Exercise goal — Copy out the listing that follows in its entirety, keeping it exactly the same.

Available records —
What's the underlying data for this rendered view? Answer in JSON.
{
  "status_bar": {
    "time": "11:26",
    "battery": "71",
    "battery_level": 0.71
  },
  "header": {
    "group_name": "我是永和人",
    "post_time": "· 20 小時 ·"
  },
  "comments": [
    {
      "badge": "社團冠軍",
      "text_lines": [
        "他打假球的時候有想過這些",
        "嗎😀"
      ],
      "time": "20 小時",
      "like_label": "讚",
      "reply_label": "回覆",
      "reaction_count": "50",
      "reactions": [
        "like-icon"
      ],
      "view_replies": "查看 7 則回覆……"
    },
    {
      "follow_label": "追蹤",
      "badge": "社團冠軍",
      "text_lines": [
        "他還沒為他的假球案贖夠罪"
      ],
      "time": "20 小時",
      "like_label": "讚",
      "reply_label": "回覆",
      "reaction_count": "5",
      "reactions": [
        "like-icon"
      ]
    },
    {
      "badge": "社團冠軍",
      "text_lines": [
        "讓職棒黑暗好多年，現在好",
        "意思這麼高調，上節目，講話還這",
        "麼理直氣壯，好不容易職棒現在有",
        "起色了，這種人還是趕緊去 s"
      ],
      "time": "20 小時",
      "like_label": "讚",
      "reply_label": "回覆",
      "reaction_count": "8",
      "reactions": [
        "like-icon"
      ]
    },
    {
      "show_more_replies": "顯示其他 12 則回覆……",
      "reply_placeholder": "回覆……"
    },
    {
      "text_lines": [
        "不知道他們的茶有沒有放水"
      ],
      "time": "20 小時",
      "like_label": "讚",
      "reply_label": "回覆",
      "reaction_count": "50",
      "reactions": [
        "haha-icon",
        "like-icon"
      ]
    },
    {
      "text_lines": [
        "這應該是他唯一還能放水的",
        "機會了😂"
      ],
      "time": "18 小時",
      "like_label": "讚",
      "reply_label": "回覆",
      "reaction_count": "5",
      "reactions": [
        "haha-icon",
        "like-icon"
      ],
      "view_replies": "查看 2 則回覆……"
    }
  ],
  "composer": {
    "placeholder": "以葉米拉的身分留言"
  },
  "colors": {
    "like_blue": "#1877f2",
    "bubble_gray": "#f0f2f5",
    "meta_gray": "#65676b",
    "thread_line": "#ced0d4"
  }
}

Your response —
What's the underlying data for this rendered view? Answer in JSON.
{
  "status_bar": {
    "time": "11:26",
    "battery": "71",
    "battery_level": 0.71
  },
  "header": {
    "group_name": "我是永和人",
    "post_time": "· 20 小時 ·"
  },
  "comments": [
    {
      "badge": "社團冠軍",
      "text_lines": [
        "他打假球的時候有想過這些",
        "嗎😀"
      ],
      "time": "20 小時",
      "like_label": "讚",
      "reply_label": "回覆",
      "reaction_count": "50",
      "reactions": [
        "like-icon"
      ],
      "view_replies": "查看 7 則回覆……"
    },
    {
      "follow_label": "追蹤",
      "badge": "社團冠軍",
      "text_lines": [
        "他還沒為他的假球案贖夠罪"
      ],
      "time": "20 小時",
      "like_label": "讚",
      "reply_label": "回覆",
      "reaction_count": "5",
      "reactions": [
        "like-icon"
      ]
    },
    {
      "badge": "社團冠軍",
      "text_lines": [
        "讓職棒黑暗好多年，現在好",
        "意思這麼高調，上節目，講話還這",
        "麼理直氣壯，好不容易職棒現在有",
        "起色了，這種人還是趕緊去 s"
      ],
      "time": "20 小時",
      "like_label": "讚",
      "reply_label": "回覆",
      "reaction_count": "8",
      "reactions": [
        "like-icon"
      ]
    },
    {
      "show_more_replies": "顯示其他 12 則回覆……",
      "reply_placeholder": "回覆……"
    },
    {
      "text_lines": [
        "不知道他們的茶有沒有放水"
      ],
      "time": "20 小時",
      "like_label": "讚",
      "reply_label": "回覆",
      "reaction_count": "50",
      "reactions": [
        "haha-icon",
        "like-icon"
      ]
    },
    {
      "text_lines": [
        "這應該是他唯一還能放水的",
        "機會了😂"
      ],
      "time": "18 小時",
      "like_label": "讚",
      "reply_label": "回覆",
      "reaction_count": "5",
      "reactions": [
        "haha-icon",
        "like-icon"
      ],
      "view_replies": "查看 2 則回覆……"
    }
  ],
  "composer": {
    "placeholder": "以葉米拉的身分留言"
  },
  "colors": {
    "like_blue": "#1877f2",
    "bubble_gray": "#f0f2f5",
    "meta_gray": "#65676b",
    "thread_line": "#ced0d4"
  }
}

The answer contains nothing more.